Work instructions -
Gather every line below where "footer" appears.

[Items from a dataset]
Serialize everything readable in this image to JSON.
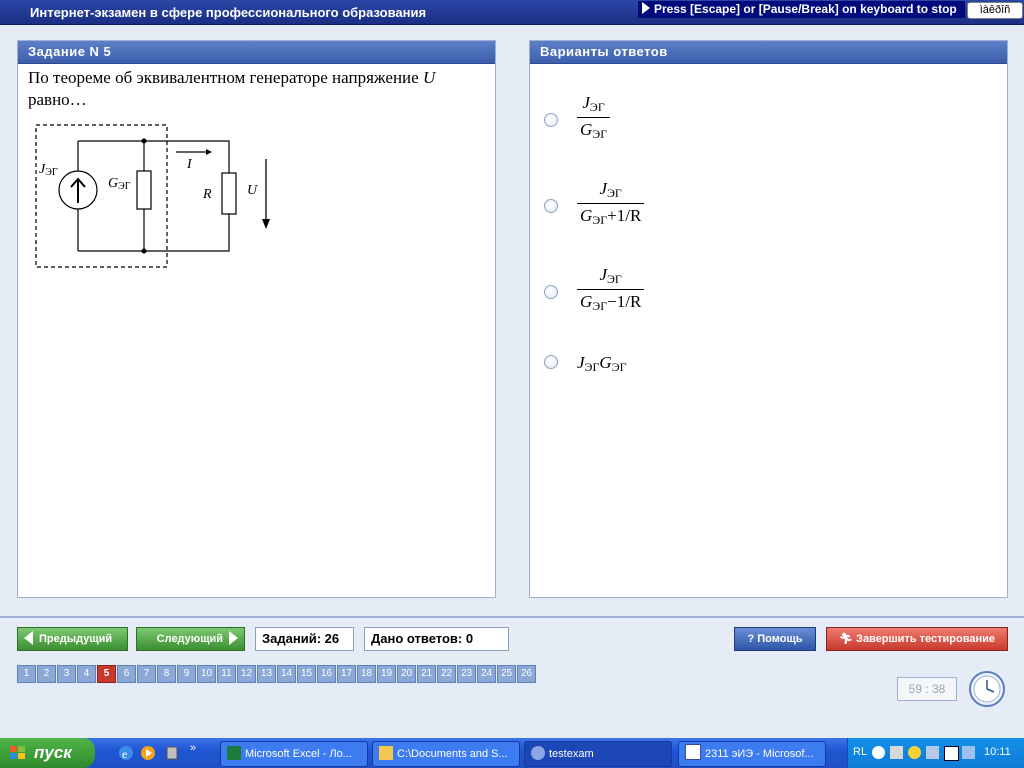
{
  "window": {
    "title": "Интернет-экзамен в сфере профессионального образования",
    "escape_notice": "Press [Escape] or [Pause/Break] on keyboard to stop",
    "lang_box": "ìàêðîñ"
  },
  "question": {
    "header": "Задание N 5",
    "text_before": "По теореме об эквивалентном генераторе напряжение ",
    "variable": "U",
    "text_after": "равно…",
    "circuit_labels": {
      "source": "J",
      "source_sub": "ЭГ",
      "conductance": "G",
      "conductance_sub": "ЭГ",
      "current": "I",
      "resistor": "R",
      "voltage": "U"
    }
  },
  "answers": {
    "header": "Варианты ответов",
    "items": [
      {
        "num": "J",
        "num_sub": "ЭГ",
        "den": "G",
        "den_sub": "ЭГ",
        "den_tail": ""
      },
      {
        "num": "J",
        "num_sub": "ЭГ",
        "den": "G",
        "den_sub": "ЭГ",
        "den_tail": "+1/R"
      },
      {
        "num": "J",
        "num_sub": "ЭГ",
        "den": "G",
        "den_sub": "ЭГ",
        "den_tail": "−1/R"
      },
      {
        "a": "J",
        "a_sub": "ЭГ",
        "b": "G",
        "b_sub": "ЭГ"
      }
    ]
  },
  "nav": {
    "prev_label": "Предыдущий",
    "next_label": "Следующий",
    "tasks_count": "Заданий: 26",
    "answers_given": "Дано ответов: 0",
    "help_label": "Помощь",
    "finish_label": "Завершить тестирование",
    "pages": [
      "1",
      "2",
      "3",
      "4",
      "5",
      "6",
      "7",
      "8",
      "9",
      "10",
      "11",
      "12",
      "13",
      "14",
      "15",
      "16",
      "17",
      "18",
      "19",
      "20",
      "21",
      "22",
      "23",
      "24",
      "25",
      "26"
    ],
    "current_page": "5",
    "timer": "59 : 38"
  },
  "taskbar": {
    "start_label": "пуск",
    "tasks": [
      "Microsoft Excel - Ло...",
      "C:\\Documents and S...",
      "testexam",
      "2311 эИЭ - Microsof..."
    ],
    "tray_lang": "RL",
    "clock": "10:11"
  },
  "colors": {
    "panel_header": "#3d5eab",
    "current_page": "#c9382c",
    "nav_green": "#3a8e30",
    "finish_red": "#c83a2e",
    "taskbar_blue": "#2157d4"
  }
}
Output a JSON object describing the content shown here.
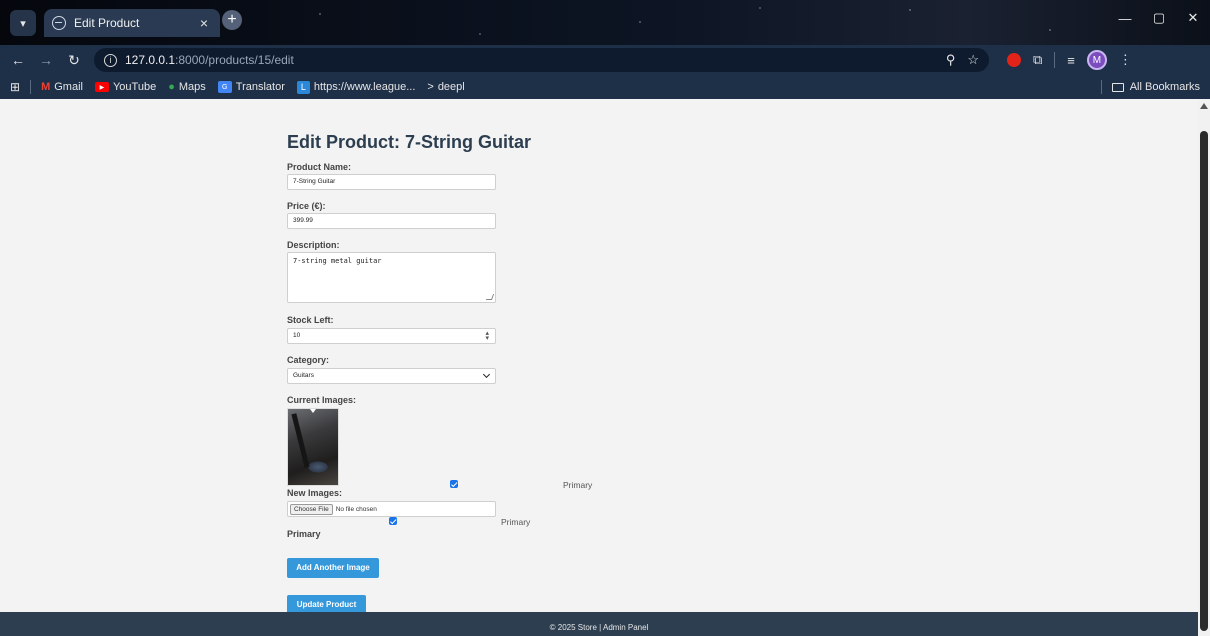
{
  "browser": {
    "tab_title": "Edit Product",
    "tab_close": "×",
    "new_tab": "+",
    "url_host": "127.0.0.1",
    "url_rest": ":8000/products/15/edit",
    "bookmarks": [
      "Gmail",
      "YouTube",
      "Maps",
      "Translator",
      "https://www.league...",
      "deepl"
    ],
    "all_bookmarks": "All Bookmarks",
    "profile_initial": "M"
  },
  "page": {
    "title": "Edit Product: 7-String Guitar",
    "fields": {
      "name_label": "Product Name:",
      "name_value": "7-String Guitar",
      "price_label": "Price (€):",
      "price_value": "399.99",
      "description_label": "Description:",
      "description_value": "7-string metal guitar",
      "stock_label": "Stock Left:",
      "stock_value": "10",
      "category_label": "Category:",
      "category_value": "Guitars",
      "current_images_label": "Current Images:",
      "primary_label": "Primary",
      "new_images_label": "New Images:",
      "choose_file_label": "Choose File",
      "no_file_text": "No file chosen",
      "new_primary_label": "Primary",
      "primary_below_label": "Primary"
    },
    "buttons": {
      "add_image": "Add Another Image",
      "update": "Update Product"
    },
    "footer": "© 2025 Store | Admin Panel"
  }
}
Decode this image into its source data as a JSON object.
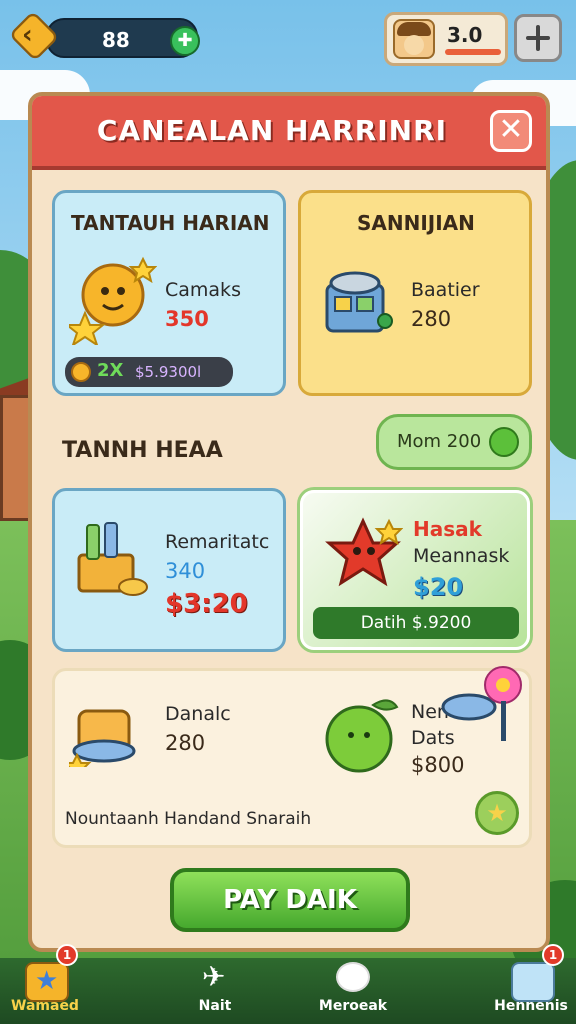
{
  "hud": {
    "coins": "88",
    "plus_icon": "plus-icon",
    "level_text": "3.0"
  },
  "panel": {
    "title": "CANEALAN HARRINRI"
  },
  "cards": {
    "daily": {
      "title": "TANTAUH HARIAN",
      "item_name": "Camaks",
      "item_value": "350",
      "pill_amount": "2X",
      "pill_price": "$5.9300l"
    },
    "special": {
      "title": "SANNIJIAN",
      "item_name": "Baatier",
      "item_value": "280"
    }
  },
  "section": {
    "title": "TANNH HEAA",
    "more_button": "Mom 200"
  },
  "offers": {
    "left": {
      "item_name": "Remaritatc",
      "item_value": "340",
      "price": "$3:20"
    },
    "right": {
      "label": "Hasak",
      "item_name": "Meannask",
      "price": "$20",
      "button": "Datih $.9200"
    }
  },
  "bundle": {
    "item1_name": "Danalc",
    "item1_value": "280",
    "item2_name": "Nen",
    "item2_sub": "Dats",
    "item2_price": "$800",
    "footer": "Nountaanh Handand Snaraih"
  },
  "pay_button": "PAY DAIK",
  "nav": [
    {
      "label": "Wamaed",
      "badge": "1"
    },
    {
      "label": "Nait",
      "badge": ""
    },
    {
      "label": "Meroeak",
      "badge": ""
    },
    {
      "label": "Hennenis",
      "badge": "1"
    }
  ],
  "colors": {
    "header_red": "#e2574a",
    "accent_green": "#46a92e",
    "price_red": "#e3362a"
  }
}
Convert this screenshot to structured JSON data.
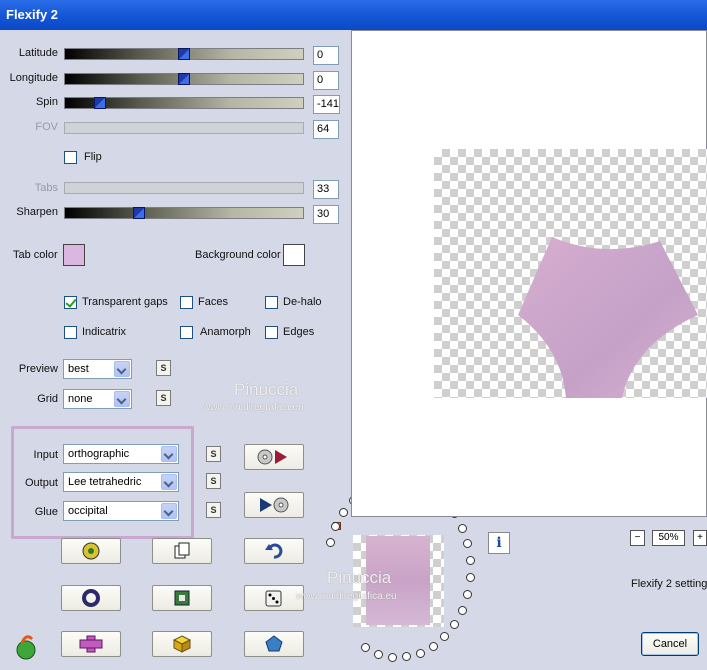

Response for this exercise -
    "footer": "© 2025 Store | Admin Panel"
    "footer": "Nountaanh Handand Snaraih"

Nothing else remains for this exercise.